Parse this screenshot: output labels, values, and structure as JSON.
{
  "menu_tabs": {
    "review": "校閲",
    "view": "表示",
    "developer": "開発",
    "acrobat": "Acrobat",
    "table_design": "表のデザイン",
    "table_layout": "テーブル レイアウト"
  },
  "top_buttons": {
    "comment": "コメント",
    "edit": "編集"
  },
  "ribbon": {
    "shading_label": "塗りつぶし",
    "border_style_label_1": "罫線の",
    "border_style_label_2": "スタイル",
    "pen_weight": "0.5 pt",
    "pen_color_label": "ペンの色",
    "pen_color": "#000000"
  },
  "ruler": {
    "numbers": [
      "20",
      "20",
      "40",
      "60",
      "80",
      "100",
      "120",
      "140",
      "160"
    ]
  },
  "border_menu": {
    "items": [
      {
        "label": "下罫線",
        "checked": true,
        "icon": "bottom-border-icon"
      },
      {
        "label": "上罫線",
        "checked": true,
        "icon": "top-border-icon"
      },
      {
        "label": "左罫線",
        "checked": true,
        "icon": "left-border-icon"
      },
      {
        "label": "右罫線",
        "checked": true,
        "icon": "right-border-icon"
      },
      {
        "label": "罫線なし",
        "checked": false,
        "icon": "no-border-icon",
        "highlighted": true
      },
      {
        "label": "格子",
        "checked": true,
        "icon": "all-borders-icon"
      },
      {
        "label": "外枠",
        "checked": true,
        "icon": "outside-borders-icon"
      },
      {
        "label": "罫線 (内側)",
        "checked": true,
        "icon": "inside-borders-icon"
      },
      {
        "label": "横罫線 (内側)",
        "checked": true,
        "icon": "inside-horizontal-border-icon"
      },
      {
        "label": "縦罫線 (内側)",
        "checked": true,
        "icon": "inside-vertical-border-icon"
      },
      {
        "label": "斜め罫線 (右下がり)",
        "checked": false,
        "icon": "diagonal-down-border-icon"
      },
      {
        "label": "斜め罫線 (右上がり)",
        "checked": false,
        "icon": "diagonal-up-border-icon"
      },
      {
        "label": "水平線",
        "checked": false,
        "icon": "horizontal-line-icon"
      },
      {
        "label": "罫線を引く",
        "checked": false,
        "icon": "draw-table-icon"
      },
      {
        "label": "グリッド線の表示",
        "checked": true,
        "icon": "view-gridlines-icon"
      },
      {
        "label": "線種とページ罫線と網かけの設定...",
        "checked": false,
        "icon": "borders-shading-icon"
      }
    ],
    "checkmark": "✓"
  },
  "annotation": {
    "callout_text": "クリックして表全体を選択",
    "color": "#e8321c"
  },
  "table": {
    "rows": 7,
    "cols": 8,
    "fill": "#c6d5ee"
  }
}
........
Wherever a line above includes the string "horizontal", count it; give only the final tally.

2